*** Block opens ***
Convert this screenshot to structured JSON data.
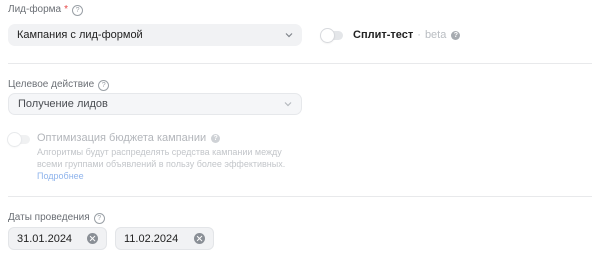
{
  "lead_form": {
    "label": "Лид-форма",
    "required_mark": "*",
    "selected": "Кампания с лид-формой"
  },
  "split_test": {
    "label": "Сплит-тест",
    "separator": "·",
    "badge": "beta",
    "enabled": false
  },
  "target_action": {
    "label": "Целевое действие",
    "selected": "Получение лидов"
  },
  "budget_optimization": {
    "title": "Оптимизация бюджета кампании",
    "description": "Алгоритмы будут распределять средства кампании между всеми группами объявлений в пользу более эффективных.",
    "link": "Подробнее",
    "enabled": false
  },
  "dates": {
    "label": "Даты проведения",
    "start": "31.01.2024",
    "end": "11.02.2024"
  },
  "icons": {
    "help": "question-circle-icon",
    "dropdown": "chevron-down-icon",
    "clear": "clear-x-icon"
  }
}
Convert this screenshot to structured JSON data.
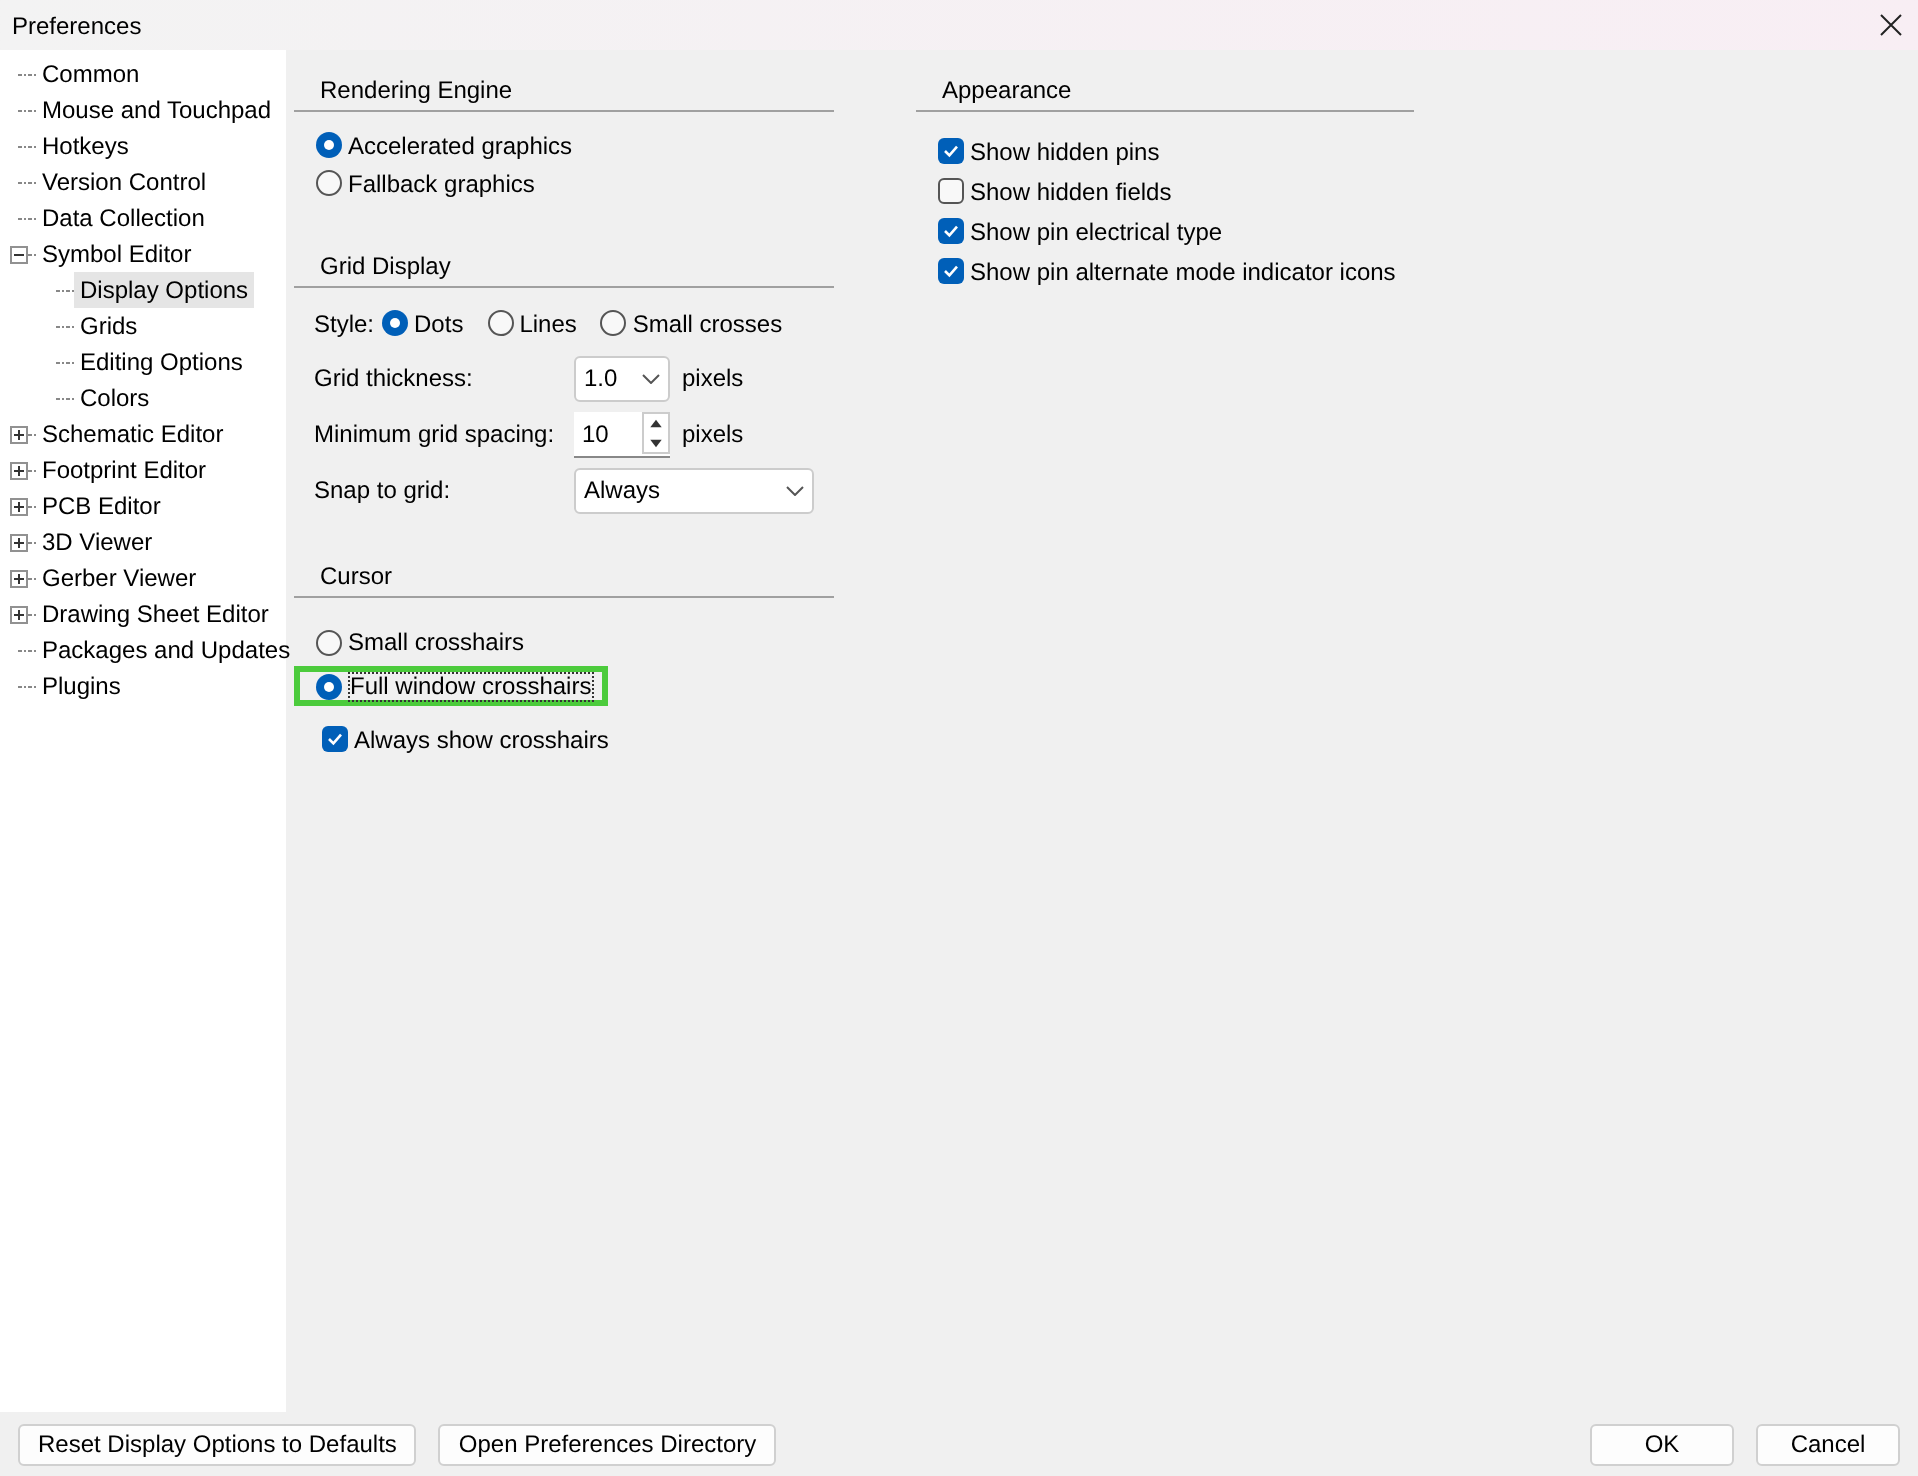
{
  "window": {
    "title": "Preferences"
  },
  "tree": [
    {
      "label": "Common",
      "selected": false
    },
    {
      "label": "Mouse and Touchpad",
      "selected": false
    },
    {
      "label": "Hotkeys",
      "selected": false
    },
    {
      "label": "Version Control",
      "selected": false
    },
    {
      "label": "Data Collection",
      "selected": false
    },
    {
      "label": "Symbol Editor",
      "selected": false,
      "expanded": true,
      "children": [
        {
          "label": "Display Options",
          "selected": true
        },
        {
          "label": "Grids",
          "selected": false
        },
        {
          "label": "Editing Options",
          "selected": false
        },
        {
          "label": "Colors",
          "selected": false
        }
      ]
    },
    {
      "label": "Schematic Editor",
      "selected": false,
      "expanded": false
    },
    {
      "label": "Footprint Editor",
      "selected": false,
      "expanded": false
    },
    {
      "label": "PCB Editor",
      "selected": false,
      "expanded": false
    },
    {
      "label": "3D Viewer",
      "selected": false,
      "expanded": false
    },
    {
      "label": "Gerber Viewer",
      "selected": false,
      "expanded": false
    },
    {
      "label": "Drawing Sheet Editor",
      "selected": false,
      "expanded": false
    },
    {
      "label": "Packages and Updates",
      "selected": false
    },
    {
      "label": "Plugins",
      "selected": false
    }
  ],
  "rendering_engine": {
    "title": "Rendering Engine",
    "options": [
      {
        "label": "Accelerated graphics",
        "selected": true
      },
      {
        "label": "Fallback graphics",
        "selected": false
      }
    ]
  },
  "grid_display": {
    "title": "Grid Display",
    "style_label": "Style:",
    "styles": [
      {
        "label": "Dots",
        "selected": true
      },
      {
        "label": "Lines",
        "selected": false
      },
      {
        "label": "Small crosses",
        "selected": false
      }
    ],
    "fields": [
      {
        "kind": "dropdown",
        "label": "Grid thickness:",
        "value": "1.0",
        "unit": "pixels"
      },
      {
        "kind": "spinner",
        "label": "Minimum grid spacing:",
        "value": "10",
        "unit": "pixels"
      },
      {
        "kind": "wide-dropdown",
        "label": "Snap to grid:",
        "value": "Always"
      }
    ]
  },
  "cursor": {
    "title": "Cursor",
    "options": [
      {
        "label": "Small crosshairs",
        "selected": false,
        "focused": false
      },
      {
        "label": "Full window crosshairs",
        "selected": true,
        "focused": true
      }
    ],
    "always_show": {
      "label": "Always show crosshairs",
      "checked": true
    }
  },
  "appearance": {
    "title": "Appearance",
    "options": [
      {
        "label": "Show hidden pins",
        "checked": true
      },
      {
        "label": "Show hidden fields",
        "checked": false
      },
      {
        "label": "Show pin electrical type",
        "checked": true
      },
      {
        "label": "Show pin alternate mode indicator icons",
        "checked": true
      }
    ]
  },
  "buttons_left": [
    "Reset Display Options to Defaults",
    "Open Preferences Directory"
  ],
  "buttons_right": [
    "OK",
    "Cancel"
  ]
}
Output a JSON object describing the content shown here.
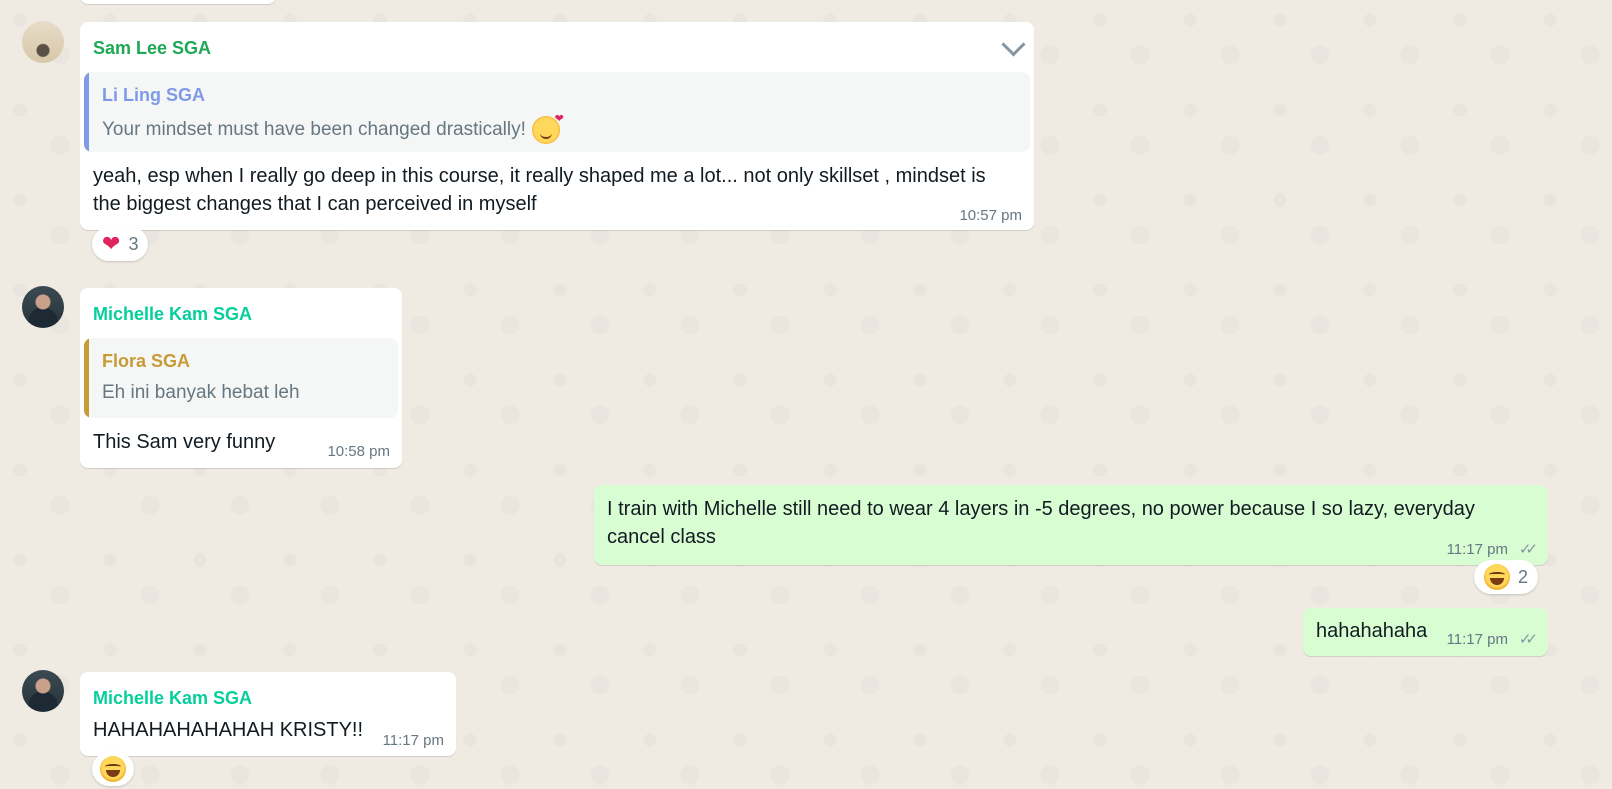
{
  "colors": {
    "chat_bg": "#efeae2",
    "incoming_bubble": "#ffffff",
    "outgoing_bubble": "#d9fdd3",
    "sender_sam": "#1fa855",
    "sender_michelle": "#06cf9c",
    "quote_li_ling": "#7f9be8",
    "quote_flora": "#c79b36",
    "meta_text": "#667781"
  },
  "messages": {
    "m1": {
      "sender": "Sam Lee SGA",
      "quote_author": "Li Ling SGA",
      "quote_text": "Your mindset must have been changed drastically!",
      "quote_emoji": "smiling-face-with-hearts",
      "text": "yeah, esp when I really go deep in this course, it really shaped me a lot... not only skillset , mindset is the biggest changes that I can perceived in myself",
      "time": "10:57 pm",
      "reaction_emoji": "red-heart",
      "reaction_count": "3"
    },
    "m2": {
      "sender": "Michelle Kam SGA",
      "quote_author": "Flora SGA",
      "quote_text": "Eh ini banyak hebat leh",
      "text": "This Sam very funny",
      "time": "10:58 pm"
    },
    "m3": {
      "text": "I train with Michelle still need to wear 4 layers in -5 degrees, no power because I so lazy, everyday cancel class",
      "time": "11:17 pm",
      "status": "read",
      "reaction_emoji": "face-with-tears-of-joy",
      "reaction_count": "2"
    },
    "m4": {
      "text": "hahahahaha",
      "time": "11:17 pm",
      "status": "read"
    },
    "m5": {
      "sender": "Michelle Kam SGA",
      "text": "HAHAHAHAHAHAH KRISTY!!",
      "time": "11:17 pm",
      "reaction_emoji": "face-with-tears-of-joy"
    }
  }
}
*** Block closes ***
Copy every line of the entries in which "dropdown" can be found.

**Result**
    "dropdown": "chevron-down-icon",
        "kind": "dropdown",
        "kind": "wide-dropdown",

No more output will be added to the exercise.